Even a U-Turn on planned cuts to the service itself will still leave the NHS under heavy pressure. 

38Degrees has uncovered a series of grisly plans for the NHS over the coming years. Among the highlights: severe cuts to frontline services at the Midland Metropolitan Hospital, including but limited to the closure of its Accident and Emergency department. Elsewhere, one of three hospitals in Leicester, Leicestershire and Rutland are to be shuttered, while there will be cuts to acute services in Suffolk and North East Essex.

These cuts come despite an additional £8bn annual cash injection into the NHS, characterised as the bare minimum needed by Simon Stevens, the head of NHS England.

The cuts are outlined in draft sustainability and transformation plans (STP) that will be approved in October before kicking off a period of wider consultation.

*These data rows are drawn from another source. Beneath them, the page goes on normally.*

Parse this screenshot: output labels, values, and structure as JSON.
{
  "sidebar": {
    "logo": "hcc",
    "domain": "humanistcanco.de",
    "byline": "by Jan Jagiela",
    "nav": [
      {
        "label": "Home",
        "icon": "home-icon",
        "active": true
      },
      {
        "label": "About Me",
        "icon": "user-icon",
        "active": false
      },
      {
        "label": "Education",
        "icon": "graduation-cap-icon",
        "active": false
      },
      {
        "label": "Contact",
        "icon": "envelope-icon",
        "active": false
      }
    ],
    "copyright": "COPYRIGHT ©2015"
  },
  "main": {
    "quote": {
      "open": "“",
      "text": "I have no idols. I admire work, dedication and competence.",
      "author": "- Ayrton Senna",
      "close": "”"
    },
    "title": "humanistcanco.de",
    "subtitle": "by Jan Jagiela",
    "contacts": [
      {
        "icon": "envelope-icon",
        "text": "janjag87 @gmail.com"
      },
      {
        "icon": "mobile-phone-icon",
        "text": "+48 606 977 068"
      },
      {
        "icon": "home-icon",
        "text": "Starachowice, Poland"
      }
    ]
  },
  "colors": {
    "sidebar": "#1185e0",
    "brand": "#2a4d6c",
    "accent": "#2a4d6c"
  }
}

The problem for the NHS is twofold: although its funding remains ringfenced, healthcare inflation means that in reality, the health service requires above-inflation increases to stand still. But the second, bigger problem aren’t cuts to the NHS but to the rest of government spending, particularly local government cuts.

That has seen more pressure on hospital beds as outpatients who require further non-emergency care have nowhere to go, increasing lifestyle problems as cash-strapped councils either close or increase prices at subsidised local authority gyms, build on green space to make the best out of Britain’s booming property market, and cut other corners to manage the growing backlog of devolved cuts.

All of which means even a bigger supply of cash for the NHS than the £8bn promised at the last election – even the bonanza pledged by Vote Leave in the referendum, in fact – will still find itself disappearing down the cracks left by cuts elsewhere. 

Stephen Bush is special correspondent at the New Statesman. He usually writes about politics.